The main character Oothoon in The Visions of the Daughters of Albion is a liberation figure challenging not only male chauvinism and marriage but the institution of slavery and imperialism in general. The female protagonist Oothoon, a sex slave who is raped by the slave driver Bromion, is clearly made to represent both the fertile, virginal and innocent lands of the pre-colonialism New World and the oppression of the women of Blake’s time, who were, like slaves, treated as property of their husbands. In the course of his poem Oothoon becomes the ultimate symbol for liberation both as a woman and as a slave. Even though the author slyly created Oothoon as a European woman whose skin is described as “snow white” in order to elicit sympathy from European readers that a dark-skinned woman might not have received so heartily, she still becomes the voice of subjugated races.
Social conditioning is also examined as a force in society, since all three characters are chained (literally on the accompanying plates) by the conventions of the society they inhabit and the patriarchal, property-oriented and colonialist attitudes thereof. Bromion says explicitly to Oothoon, “Thy soft American plains are mine, and mine thy north & south: Stampt with my signet are the swarthy children of the sun: They are obedient, they resist not[.]” The double meaning here is transparent.

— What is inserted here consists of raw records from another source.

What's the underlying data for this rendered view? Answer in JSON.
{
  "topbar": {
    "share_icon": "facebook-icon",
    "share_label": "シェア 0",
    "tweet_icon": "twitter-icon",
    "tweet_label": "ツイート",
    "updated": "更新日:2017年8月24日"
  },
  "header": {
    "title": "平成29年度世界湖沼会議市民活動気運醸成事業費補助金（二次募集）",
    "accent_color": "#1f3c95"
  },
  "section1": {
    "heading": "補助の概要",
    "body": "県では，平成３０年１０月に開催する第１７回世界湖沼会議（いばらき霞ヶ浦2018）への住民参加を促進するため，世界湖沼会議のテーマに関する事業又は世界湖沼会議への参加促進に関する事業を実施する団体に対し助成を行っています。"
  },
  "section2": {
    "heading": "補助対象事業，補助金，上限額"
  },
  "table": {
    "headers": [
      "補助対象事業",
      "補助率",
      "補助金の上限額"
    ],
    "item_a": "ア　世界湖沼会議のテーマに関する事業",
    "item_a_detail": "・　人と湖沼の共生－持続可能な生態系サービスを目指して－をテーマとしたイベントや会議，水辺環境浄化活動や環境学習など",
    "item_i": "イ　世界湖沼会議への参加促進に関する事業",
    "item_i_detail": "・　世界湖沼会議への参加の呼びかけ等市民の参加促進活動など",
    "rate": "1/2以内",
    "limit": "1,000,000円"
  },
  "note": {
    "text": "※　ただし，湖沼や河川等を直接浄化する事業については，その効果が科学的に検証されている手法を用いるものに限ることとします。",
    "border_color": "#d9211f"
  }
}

The idea of people and land as property is also examined, since Theotormon as a lover and owner cares not whether Oothoon as a person is harmed, but rather about his own possession of her and what his failing to obtain such a prize means for himself. He symbolizes the insecurity and oppression of colonialist man—specifically his feeling that for himself to have any value he must enslave and oppress others. It is also not a coincidence that Bromion is sketched as being very masculine and powerful, the idealized man who delights in domination. Like most of Blake’s more revolutionary works, Visions of the Daughters of Albion communicates the social and political ills of the time without having a traditional ending or clear resolution—Blake ultimately places the responsibility for true change upon his observers of the Visions, his readers.